The mining industry in Uganda reached peak levels in the 1950’s and 1960’s when the sector accounted for up to 30% of Uganda’s export earnings. However, political and economic instability experienced in the country in the 1970’s and the recent global economic slowdown led the sector to decline drastically. Currently, the energy sector’s contribution to total GDP, at current prices, was the lowest in (Financial Year) FY2009/2010 with a share of only 0.3 percent. It should be noted therefore that the decline is not a result of resource depletion but rather due to the bad governance at one time but recently due to poor world prices of cobalt and copper, among others.

The period after 1986 has been marked by a favourable business climate in Uganda and many mining companies have taken up licenses in the mining sector. Over the last ten years the sector has been growing positively with growth rates peaking 19.4% in FY 2006/07. In FY 2009/2010, the sector grew by 12.8%. In terms of licenses taken, in 1999 there were 66 licenses issued in the exploration and mining license categories combined; by the beginning of 2010 there was a total of 517 licenses issued.

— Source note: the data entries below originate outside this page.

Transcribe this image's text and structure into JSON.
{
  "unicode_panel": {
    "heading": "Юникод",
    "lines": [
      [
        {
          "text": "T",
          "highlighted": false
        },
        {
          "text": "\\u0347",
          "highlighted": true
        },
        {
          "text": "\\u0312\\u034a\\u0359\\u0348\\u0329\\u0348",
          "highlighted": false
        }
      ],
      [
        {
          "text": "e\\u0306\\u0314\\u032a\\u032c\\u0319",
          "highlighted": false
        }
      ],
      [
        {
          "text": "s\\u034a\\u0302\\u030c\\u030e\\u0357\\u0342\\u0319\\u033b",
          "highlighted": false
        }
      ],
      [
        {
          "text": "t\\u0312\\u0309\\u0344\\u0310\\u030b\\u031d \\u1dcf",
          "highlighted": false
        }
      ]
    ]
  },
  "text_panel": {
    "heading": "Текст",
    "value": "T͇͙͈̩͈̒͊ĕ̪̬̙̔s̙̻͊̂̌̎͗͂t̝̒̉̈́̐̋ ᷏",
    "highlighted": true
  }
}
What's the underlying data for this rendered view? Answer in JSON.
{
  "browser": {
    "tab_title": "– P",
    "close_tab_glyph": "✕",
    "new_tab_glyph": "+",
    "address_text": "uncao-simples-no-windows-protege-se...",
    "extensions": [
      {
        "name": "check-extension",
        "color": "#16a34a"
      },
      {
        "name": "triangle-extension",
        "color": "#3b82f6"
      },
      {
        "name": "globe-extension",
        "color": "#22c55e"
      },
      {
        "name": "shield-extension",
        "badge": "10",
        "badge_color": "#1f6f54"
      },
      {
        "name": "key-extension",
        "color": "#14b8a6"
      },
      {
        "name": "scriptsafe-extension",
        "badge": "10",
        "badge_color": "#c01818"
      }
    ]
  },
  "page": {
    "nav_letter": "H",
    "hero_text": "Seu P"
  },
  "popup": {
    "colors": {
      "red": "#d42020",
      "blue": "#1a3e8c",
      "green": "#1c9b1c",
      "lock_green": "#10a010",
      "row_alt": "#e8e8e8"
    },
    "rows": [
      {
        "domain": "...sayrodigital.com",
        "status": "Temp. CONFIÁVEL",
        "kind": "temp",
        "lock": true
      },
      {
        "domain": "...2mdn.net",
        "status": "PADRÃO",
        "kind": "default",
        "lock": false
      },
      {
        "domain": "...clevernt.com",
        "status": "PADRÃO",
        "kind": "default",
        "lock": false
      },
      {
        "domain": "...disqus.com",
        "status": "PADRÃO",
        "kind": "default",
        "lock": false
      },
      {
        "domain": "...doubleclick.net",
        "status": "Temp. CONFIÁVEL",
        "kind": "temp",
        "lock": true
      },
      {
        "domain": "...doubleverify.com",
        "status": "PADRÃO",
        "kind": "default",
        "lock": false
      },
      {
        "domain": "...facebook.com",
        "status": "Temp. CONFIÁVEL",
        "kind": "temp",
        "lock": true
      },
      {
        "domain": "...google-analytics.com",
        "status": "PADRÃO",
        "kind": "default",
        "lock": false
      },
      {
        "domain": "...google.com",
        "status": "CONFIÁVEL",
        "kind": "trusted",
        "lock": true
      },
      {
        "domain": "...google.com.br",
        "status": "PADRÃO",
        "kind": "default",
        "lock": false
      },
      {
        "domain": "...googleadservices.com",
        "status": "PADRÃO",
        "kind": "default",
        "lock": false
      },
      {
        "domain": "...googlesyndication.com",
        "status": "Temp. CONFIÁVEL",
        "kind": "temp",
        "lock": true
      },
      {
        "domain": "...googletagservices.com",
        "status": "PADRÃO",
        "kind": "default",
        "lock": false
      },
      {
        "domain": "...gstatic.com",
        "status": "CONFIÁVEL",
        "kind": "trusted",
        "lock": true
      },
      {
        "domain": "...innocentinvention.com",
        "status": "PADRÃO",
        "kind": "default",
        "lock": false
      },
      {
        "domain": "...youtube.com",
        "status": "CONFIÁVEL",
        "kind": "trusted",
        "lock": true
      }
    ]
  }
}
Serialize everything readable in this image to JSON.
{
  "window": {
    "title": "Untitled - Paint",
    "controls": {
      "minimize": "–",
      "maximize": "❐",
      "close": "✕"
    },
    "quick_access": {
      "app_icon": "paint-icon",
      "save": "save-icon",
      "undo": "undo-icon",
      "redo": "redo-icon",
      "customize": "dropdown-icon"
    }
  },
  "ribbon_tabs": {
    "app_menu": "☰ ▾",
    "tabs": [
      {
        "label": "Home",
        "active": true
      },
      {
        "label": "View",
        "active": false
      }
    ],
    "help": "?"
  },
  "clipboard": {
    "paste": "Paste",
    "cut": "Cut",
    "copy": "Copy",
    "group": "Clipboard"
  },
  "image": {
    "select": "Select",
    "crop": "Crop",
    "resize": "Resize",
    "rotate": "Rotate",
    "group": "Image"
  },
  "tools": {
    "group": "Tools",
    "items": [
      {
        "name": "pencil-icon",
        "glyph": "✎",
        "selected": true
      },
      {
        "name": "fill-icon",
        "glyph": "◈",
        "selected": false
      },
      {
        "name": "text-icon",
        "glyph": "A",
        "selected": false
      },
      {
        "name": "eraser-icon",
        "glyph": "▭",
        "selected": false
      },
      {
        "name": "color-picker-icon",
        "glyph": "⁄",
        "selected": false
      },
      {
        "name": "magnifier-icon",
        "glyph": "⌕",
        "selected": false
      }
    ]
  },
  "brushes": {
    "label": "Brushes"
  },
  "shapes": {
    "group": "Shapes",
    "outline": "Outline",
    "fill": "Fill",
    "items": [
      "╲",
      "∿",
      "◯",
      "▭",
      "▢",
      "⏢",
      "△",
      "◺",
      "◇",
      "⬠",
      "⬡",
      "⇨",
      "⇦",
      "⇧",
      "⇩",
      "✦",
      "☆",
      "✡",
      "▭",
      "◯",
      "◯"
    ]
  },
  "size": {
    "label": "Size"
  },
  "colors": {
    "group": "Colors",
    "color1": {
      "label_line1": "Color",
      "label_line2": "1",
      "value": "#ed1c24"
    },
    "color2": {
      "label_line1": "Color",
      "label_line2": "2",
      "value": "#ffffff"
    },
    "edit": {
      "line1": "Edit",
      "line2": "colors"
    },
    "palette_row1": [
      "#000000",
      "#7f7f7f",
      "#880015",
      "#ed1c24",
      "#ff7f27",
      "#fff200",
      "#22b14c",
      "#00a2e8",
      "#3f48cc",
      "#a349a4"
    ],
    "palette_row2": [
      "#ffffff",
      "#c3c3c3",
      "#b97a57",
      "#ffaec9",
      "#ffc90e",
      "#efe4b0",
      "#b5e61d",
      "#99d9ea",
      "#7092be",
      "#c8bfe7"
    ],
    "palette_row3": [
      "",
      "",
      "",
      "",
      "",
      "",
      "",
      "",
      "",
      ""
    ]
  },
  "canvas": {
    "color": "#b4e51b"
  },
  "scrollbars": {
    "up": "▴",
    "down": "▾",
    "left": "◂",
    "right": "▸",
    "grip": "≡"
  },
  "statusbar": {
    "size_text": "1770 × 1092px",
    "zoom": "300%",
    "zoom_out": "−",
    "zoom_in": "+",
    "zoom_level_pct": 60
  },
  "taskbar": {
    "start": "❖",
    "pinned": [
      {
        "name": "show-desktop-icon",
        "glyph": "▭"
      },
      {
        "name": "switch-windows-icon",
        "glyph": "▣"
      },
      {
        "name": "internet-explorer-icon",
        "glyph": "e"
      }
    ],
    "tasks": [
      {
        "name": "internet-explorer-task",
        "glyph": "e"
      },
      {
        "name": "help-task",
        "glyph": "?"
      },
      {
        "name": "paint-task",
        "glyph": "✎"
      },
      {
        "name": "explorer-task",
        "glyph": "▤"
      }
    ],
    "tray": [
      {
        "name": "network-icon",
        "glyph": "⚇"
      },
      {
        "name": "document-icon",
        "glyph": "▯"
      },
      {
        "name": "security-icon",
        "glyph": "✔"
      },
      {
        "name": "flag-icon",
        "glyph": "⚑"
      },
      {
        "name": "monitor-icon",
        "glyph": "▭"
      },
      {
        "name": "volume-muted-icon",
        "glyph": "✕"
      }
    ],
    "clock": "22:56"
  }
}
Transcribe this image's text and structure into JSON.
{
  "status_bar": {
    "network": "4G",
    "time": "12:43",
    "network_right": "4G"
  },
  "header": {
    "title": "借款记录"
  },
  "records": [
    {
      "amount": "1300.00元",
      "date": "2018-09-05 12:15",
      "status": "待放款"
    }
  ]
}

Table 1 gives a breakdown of the categories of these licenses between January and December 2009.

Table 1: Mineral Licensing Status January – December, 2009

These licenses cover the entire country but are generally concentrated in the more prospective areas in southwest and southeast Uganda. The fact that parts of north and central Uganda are to some extent under forest cover and at the same time have thick soils as a result of tropical weathering, limited geological data render them not conducive for mineral investment.

2. Investment Opportunities in the Mineral Sector
The principal minerals that have been mined in the past, or are being mined at present or are known to occur are discussed below, and the mineral occurrence map (Appendix 3) shows their locations. In broad terms they can be divided into metallic and non-metallic minerals which investors can prospect and mine.

2.1. Metallic Minerals
Beryl: Beryl is the main mineral from which the metal beryllium is extracted. It is associated with pegmatites, mainly in Ntungamo, Bushenyi, Kanungu and Rukungiri districts, but also at Mbale Estate and Lunya in Mubende and Mukono districts respectively. At one time in the early 1960's Uganda's beryl production accounted for 10% of world production. Production came mainly from Mutaka in Bushenyi district, Kazumu in Ntungamo districts and Bulema and Ishasha in Kanungu district. The deposits at Ishasha have the largest known potential.

Uses: Beryllium metal is used in making lightweight metal alloys for aircraft and in nuclear reactors. The coloured (green) variety as emerald is a precious stone, but yet to be discovered in Uganda.

Bismuth (bismutite): occurs in association with native gold and wolframite at Rwanzu in Kisoro district; Kitahurira in Kabale district; Kitwa and Muramba in Kanungu district.

Uses: Bismuth is used in making special alloy steel.

Chromium (chromite): Chromite prospects are found in chlorite schists at Nakiloro located 16 km NE of Moroto town. The chromite here is associated with platinum, a precious metal. There has been no chromite production to-date in Uganda.

Uses: Chromium is used in making special alloy steels and for chrome coating. Chromite as an industrial mineral is used in metallurgical processing and in furnaces as a refractory.

Copper-Cobalt: Copper has been found at several localities in Uganda but the only significant deposit discovered to-date has been at Kilembe, where copper-cobalt sulphide mineralization occurs. The other areas where copper mineralization has been noted are Bobong in Karamoja region and Kampono and Kitaka in Mbarara district. Copper is also reported in Buhweju, Bushenyi district.

Although copper was first reported at Kilembe in 1908, the deposit was not brought into production until 1956 on completion of the railway line to Kasese. Between 1957 and 1979 a total of 16.29 million tons ore averaging 1.95% Cu and 0.18% Co were mined and treated to yield 217,000 tons of blister copper which was exported, plus 1.1 million tons of cobaltiferous pyrite (iron sulphide) which was stockpiled. The Kasese Cobalt Company has installed a 1,000-ton per year cobalt plant and is processing the stockpile of pyrite concentrates.